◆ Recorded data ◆
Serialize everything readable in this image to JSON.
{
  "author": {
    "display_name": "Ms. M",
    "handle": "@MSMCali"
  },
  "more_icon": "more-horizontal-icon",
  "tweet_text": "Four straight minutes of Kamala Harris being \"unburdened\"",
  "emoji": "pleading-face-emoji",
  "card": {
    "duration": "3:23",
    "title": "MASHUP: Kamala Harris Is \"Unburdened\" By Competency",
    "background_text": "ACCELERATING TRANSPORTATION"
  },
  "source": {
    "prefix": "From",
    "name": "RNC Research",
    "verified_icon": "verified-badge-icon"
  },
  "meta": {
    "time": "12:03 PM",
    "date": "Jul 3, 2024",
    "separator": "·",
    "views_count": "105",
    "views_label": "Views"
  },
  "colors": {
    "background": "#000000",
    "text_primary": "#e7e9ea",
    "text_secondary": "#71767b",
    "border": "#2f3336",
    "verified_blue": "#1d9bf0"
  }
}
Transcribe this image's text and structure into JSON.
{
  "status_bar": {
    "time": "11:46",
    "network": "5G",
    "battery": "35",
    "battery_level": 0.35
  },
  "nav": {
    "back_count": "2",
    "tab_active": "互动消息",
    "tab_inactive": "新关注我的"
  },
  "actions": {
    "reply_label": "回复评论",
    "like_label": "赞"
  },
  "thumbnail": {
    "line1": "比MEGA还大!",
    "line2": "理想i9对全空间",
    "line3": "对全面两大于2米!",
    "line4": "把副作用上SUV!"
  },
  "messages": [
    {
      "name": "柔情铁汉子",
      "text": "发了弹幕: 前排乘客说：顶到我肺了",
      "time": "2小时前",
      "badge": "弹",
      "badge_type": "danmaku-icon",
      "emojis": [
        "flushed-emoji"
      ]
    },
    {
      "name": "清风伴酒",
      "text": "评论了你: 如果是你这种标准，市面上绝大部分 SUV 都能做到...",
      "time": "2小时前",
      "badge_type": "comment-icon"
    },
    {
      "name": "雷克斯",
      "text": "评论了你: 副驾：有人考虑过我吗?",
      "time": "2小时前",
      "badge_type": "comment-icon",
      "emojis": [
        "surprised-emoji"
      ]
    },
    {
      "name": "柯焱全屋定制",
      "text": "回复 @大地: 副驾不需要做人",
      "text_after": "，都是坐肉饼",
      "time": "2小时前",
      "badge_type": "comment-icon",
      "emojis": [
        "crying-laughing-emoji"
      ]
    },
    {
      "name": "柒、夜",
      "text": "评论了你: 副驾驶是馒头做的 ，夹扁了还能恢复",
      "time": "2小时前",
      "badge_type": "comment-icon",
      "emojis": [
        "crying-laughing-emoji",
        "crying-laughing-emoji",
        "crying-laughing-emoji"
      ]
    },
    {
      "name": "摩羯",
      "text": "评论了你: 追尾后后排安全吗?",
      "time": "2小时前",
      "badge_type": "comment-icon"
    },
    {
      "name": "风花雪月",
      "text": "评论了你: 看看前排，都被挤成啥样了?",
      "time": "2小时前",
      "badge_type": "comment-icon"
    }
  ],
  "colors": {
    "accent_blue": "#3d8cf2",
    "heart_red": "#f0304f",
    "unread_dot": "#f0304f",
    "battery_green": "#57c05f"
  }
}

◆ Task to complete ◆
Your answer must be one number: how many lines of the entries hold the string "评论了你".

◆ Task output ◆
5